Pick each line containing the word "Painting" out of the data below.

··········

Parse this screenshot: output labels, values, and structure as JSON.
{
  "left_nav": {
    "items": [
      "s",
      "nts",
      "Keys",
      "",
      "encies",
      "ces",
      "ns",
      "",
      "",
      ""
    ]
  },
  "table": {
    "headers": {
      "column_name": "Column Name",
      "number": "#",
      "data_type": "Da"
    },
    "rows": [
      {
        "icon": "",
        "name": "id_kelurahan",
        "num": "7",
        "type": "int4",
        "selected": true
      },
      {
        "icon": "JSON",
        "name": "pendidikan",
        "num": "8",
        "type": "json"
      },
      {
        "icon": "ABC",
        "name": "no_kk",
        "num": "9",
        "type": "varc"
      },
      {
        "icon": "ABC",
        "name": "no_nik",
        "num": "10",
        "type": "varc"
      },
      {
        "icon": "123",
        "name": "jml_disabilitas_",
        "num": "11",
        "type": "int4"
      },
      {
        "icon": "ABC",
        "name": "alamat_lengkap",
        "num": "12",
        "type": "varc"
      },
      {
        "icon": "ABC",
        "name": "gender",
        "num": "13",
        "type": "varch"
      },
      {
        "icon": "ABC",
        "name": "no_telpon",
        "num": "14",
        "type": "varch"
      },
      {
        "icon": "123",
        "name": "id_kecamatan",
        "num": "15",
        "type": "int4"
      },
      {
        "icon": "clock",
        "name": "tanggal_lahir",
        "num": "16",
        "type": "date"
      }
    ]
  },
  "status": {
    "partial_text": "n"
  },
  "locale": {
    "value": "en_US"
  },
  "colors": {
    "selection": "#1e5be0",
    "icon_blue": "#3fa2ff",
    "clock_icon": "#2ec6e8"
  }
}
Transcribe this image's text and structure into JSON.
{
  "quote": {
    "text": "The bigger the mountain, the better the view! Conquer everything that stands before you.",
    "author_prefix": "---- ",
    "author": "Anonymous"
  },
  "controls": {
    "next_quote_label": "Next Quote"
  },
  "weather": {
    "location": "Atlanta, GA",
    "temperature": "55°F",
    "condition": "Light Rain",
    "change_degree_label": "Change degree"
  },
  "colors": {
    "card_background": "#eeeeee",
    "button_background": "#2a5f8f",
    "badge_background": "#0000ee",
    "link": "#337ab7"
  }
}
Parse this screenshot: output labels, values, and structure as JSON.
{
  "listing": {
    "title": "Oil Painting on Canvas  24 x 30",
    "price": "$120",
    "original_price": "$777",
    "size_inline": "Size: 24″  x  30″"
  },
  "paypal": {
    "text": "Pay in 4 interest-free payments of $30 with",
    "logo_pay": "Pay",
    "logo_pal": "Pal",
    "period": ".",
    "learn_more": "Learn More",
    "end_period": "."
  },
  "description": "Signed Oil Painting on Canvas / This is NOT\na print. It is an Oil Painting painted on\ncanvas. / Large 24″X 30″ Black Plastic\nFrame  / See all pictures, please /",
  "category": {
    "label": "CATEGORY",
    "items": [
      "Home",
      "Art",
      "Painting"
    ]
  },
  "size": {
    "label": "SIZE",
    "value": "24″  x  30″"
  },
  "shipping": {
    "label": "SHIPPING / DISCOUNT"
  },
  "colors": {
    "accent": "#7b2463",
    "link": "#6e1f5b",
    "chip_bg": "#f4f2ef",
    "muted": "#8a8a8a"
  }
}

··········

• WORKED SOLUTION
    "title": "Oil Painting on Canvas  24 x 30",
  "description": "Signed Oil Painting on Canvas / This is NOT\na print. It is an Oil Painting painted on\ncanvas. / Large 24″X 30″ Black Plastic\nFrame  / See all pictures, please /",
      "Painting"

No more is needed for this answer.